As important as creativity and idea creation are, they require real aspiration to get same to fruition. A far-reaching vision can be a compelling catalyst, provided it’s realistic enough to stimulate action today.
But in a corporate setting, as many CXOs have discovered, even the most inspiring words often are insufficient, no matter how many times they are repeated. It helps to combine high-level aspirations with estimates of the value that innovation should generate to meet growth objectives. Quantifying an “innovation based target for growth,” and making it an explicit part of future strategic plans, helps solidify the importance of and accountability for innovation. The target itself must be large enough to force everyone to include innovation led transformation in their strategies and drive the next point of inflection for their businesses.

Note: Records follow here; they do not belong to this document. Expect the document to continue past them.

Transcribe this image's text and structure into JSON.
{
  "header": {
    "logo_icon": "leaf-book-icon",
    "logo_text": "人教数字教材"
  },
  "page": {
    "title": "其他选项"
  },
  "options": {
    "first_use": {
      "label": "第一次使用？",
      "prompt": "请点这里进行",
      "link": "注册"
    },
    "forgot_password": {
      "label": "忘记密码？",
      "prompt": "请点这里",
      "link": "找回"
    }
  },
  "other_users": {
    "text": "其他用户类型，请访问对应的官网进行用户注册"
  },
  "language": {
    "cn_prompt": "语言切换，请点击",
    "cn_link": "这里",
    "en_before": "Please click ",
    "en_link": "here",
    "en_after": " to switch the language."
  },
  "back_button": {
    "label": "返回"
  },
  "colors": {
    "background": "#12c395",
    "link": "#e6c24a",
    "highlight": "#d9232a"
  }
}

The ability to digitally reimagine the business is key to this transformation and supported by leaders who foster a culture that can is able to change and invent the new or the next normal. Today, risk taking is becoming a cultural norm as more digitally advanced companies seek new levels of competitive or co-opetitive advantage. We also see increasingly employees across all age groups want to work for businesses that are deeply committed to innovation, digital transformation and in the fore-front driving the next points of inflection. This is becoming a key factor in attracting and retaining the best talent.

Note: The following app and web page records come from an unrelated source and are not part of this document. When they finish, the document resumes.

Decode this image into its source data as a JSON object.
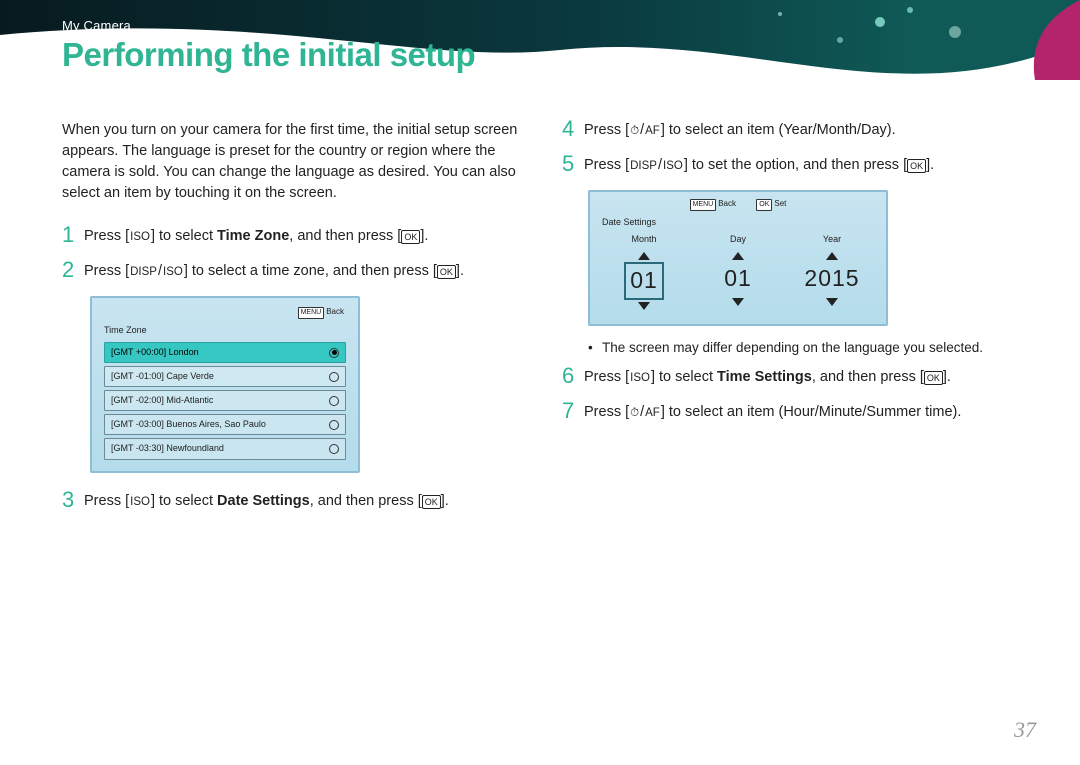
{
  "header": {
    "breadcrumb": "My Camera",
    "title": "Performing the initial setup"
  },
  "intro": "When you turn on your camera for the first time, the initial setup screen appears. The language is preset for the country or region where the camera is sold. You can change the language as desired. You can also select an item by touching it on the screen.",
  "keys": {
    "iso": "ISO",
    "disp": "DISP",
    "af": "AF",
    "ok": "OK",
    "timer": "⏱"
  },
  "steps": {
    "s1": {
      "num": "1",
      "pre": "Press [",
      "mid1": "] to select ",
      "bold": "Time Zone",
      "mid2": ", and then press [",
      "post": "]."
    },
    "s2": {
      "num": "2",
      "pre": "Press [",
      "mid": "] to select a time zone, and then press [",
      "post": "]."
    },
    "s3": {
      "num": "3",
      "pre": "Press [",
      "mid1": "] to select ",
      "bold": "Date Settings",
      "mid2": ", and then press [",
      "post": "]."
    },
    "s4": {
      "num": "4",
      "pre": "Press [",
      "mid": "] to select an item (Year/Month/Day).",
      "slash": "/"
    },
    "s5": {
      "num": "5",
      "pre": "Press [",
      "mid": "] to set the option, and then press [",
      "post": "]."
    },
    "s6": {
      "num": "6",
      "pre": "Press [",
      "mid1": "] to select ",
      "bold": "Time Settings",
      "mid2": ", and then press [",
      "post": "]."
    },
    "s7": {
      "num": "7",
      "pre": "Press [",
      "mid": "] to select an item (Hour/Minute/Summer time).",
      "slash": "/"
    }
  },
  "tz_panel": {
    "top_menu": "MENU",
    "top_back": "Back",
    "title": "Time Zone",
    "rows": [
      {
        "label": "[GMT +00:00] London",
        "selected": true
      },
      {
        "label": "[GMT -01:00] Cape Verde",
        "selected": false
      },
      {
        "label": "[GMT -02:00] Mid-Atlantic",
        "selected": false
      },
      {
        "label": "[GMT -03:00] Buenos Aires, Sao Paulo",
        "selected": false
      },
      {
        "label": "[GMT -03:30] Newfoundland",
        "selected": false
      }
    ]
  },
  "date_panel": {
    "top_menu": "MENU",
    "top_back": "Back",
    "top_ok": "OK",
    "top_set": "Set",
    "title": "Date Settings",
    "cols": [
      {
        "hdr": "Month",
        "val": "01",
        "boxed": true
      },
      {
        "hdr": "Day",
        "val": "01",
        "boxed": false
      },
      {
        "hdr": "Year",
        "val": "2015",
        "boxed": false
      }
    ]
  },
  "note": "The screen may differ depending on the language you selected.",
  "page_number": "37"
}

Key attributes that drive these are,
Digital strategy drives digital maturity – an organization where digital has transformed processes, talent engagement and business models have a clear and coherent digital strategy.
The power of a digital transformation strategy lies in its scope and objectives – Less digitally mature organizations tend to focus on individual technologies and have strategies that are decidedly operational in focus. Digital strategies in the most mature organizations are developed with an eye on transforming the business
Maturing digital organizations build skills to realize the strategy – They are four times more likely to provide employees with needed skills than are organizations at lower ends of the spectrum. The ability to conceptualize how digital technologies can impact the business is a skill lacking in many companies at the early stages of digital maturity
Employees want to work for digital leaders – Across age groups, most want to work for digitally enabled organizations. Employees will be on the lookout for the best digital opportunities, and businesses will have to continually up their digital game to retain and attract them.
Taking risks becomes a cultural norm. – Digitally maturing organizations are more comfortable taking risks than their less digitally mature peers. To make their organizations less risk averse, business leaders have to embrace failure as a prerequisite for success. They must also address the likelihood that employees may be just as risk averse and will need support to become bolder
The digital agenda is led from the top – Maturing organizations are nearly twice as likely as less digitally mature entities to have a single person or group leading the effort. In addition, employees in digitally maturing organizations are highly confident in their leaders’ digital fluency. Digital fluency, however, doesn’t demand mastery of the technologies. Instead, it requires the ability to articulate the value of digital technologies to the organization’s future
To drive such a transformation needs a holistic approach with clear understanding of the context as well as the opportunities and challenges that come along with it. This needs both an inside-out and outside-in thinking with structured interventions such as Design Thinking, Blue Ocean Strategy, Strategy Canvass to align bring together what is desirable from a human point of view; what feasible from technological point of view and what’s viable from an economical point of view to align your aspirations.